# EXERCISE DETAILS
What lines in the records below hold the string "this"? Please show them.

# INPUT
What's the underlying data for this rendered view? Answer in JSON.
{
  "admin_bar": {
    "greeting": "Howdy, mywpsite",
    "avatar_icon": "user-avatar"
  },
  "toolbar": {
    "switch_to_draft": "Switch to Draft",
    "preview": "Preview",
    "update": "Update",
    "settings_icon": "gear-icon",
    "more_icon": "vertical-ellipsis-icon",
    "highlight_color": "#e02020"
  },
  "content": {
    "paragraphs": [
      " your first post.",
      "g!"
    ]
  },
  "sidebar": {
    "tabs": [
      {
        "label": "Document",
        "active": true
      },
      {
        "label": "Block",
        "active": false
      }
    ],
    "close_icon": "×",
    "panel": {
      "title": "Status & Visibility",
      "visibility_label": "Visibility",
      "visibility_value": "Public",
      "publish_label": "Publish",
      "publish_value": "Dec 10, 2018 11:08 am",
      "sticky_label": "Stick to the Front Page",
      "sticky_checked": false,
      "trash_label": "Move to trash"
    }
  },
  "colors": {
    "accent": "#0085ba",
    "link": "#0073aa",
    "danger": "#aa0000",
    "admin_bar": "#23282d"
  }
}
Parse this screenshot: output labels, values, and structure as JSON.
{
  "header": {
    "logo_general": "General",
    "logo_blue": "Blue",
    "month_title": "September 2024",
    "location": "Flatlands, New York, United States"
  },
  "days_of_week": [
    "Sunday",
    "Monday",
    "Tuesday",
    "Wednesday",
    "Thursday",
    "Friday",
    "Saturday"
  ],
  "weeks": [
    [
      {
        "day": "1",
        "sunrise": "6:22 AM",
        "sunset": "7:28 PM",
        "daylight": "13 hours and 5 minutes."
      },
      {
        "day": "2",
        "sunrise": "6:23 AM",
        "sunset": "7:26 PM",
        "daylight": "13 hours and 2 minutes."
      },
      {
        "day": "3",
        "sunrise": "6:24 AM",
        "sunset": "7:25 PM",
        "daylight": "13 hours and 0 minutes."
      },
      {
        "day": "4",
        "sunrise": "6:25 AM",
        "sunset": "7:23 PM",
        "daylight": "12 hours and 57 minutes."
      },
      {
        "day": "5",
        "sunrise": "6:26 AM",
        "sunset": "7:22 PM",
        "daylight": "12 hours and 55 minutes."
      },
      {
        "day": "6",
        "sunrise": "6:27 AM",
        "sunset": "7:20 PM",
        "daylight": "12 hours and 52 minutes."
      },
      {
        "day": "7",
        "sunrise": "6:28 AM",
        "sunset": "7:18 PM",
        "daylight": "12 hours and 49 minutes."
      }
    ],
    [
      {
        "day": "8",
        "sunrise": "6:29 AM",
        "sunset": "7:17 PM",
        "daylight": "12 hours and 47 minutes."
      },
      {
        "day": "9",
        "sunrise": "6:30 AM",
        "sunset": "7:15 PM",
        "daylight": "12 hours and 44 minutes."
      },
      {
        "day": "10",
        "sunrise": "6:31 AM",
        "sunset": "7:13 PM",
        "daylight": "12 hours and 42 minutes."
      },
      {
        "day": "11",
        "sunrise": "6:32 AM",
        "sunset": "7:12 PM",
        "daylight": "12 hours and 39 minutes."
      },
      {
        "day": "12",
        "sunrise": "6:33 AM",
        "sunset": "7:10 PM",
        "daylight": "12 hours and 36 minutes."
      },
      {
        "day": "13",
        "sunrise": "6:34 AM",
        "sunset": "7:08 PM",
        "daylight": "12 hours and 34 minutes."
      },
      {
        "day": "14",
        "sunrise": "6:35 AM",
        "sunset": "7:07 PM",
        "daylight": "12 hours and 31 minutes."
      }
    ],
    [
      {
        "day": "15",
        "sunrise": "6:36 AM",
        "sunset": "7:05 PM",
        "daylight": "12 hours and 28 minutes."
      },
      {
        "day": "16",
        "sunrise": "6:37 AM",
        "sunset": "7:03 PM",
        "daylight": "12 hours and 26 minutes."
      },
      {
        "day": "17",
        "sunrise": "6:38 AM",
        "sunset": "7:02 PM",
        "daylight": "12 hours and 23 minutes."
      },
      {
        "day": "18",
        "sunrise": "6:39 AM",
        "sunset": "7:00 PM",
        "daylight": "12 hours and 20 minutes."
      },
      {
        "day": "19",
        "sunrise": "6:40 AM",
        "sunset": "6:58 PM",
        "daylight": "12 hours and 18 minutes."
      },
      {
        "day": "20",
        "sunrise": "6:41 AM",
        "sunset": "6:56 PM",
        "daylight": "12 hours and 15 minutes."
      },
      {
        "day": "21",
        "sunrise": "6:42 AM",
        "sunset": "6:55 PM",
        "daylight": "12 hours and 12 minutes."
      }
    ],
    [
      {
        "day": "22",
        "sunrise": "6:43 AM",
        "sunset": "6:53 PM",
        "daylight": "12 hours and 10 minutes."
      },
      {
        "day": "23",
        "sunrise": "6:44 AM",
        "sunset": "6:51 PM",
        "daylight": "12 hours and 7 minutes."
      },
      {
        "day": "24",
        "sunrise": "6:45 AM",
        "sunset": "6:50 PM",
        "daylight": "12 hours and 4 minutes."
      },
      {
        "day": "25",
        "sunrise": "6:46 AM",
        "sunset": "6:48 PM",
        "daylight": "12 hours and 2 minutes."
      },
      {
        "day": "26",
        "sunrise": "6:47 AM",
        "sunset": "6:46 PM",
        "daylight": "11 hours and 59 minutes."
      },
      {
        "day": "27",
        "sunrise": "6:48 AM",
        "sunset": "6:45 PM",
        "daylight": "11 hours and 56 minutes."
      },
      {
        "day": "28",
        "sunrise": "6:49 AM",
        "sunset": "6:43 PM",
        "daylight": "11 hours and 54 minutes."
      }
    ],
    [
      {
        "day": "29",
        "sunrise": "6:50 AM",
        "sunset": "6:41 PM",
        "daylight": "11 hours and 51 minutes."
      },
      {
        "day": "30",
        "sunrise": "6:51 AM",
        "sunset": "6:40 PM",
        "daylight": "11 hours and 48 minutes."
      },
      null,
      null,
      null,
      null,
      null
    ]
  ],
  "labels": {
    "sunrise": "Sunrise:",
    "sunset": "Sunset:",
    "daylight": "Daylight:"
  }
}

# YOUR SOLUTION
What's the underlying data for this rendered view? Answer in JSON.
Parse this screenshot: output labels, values, and structure as JSON.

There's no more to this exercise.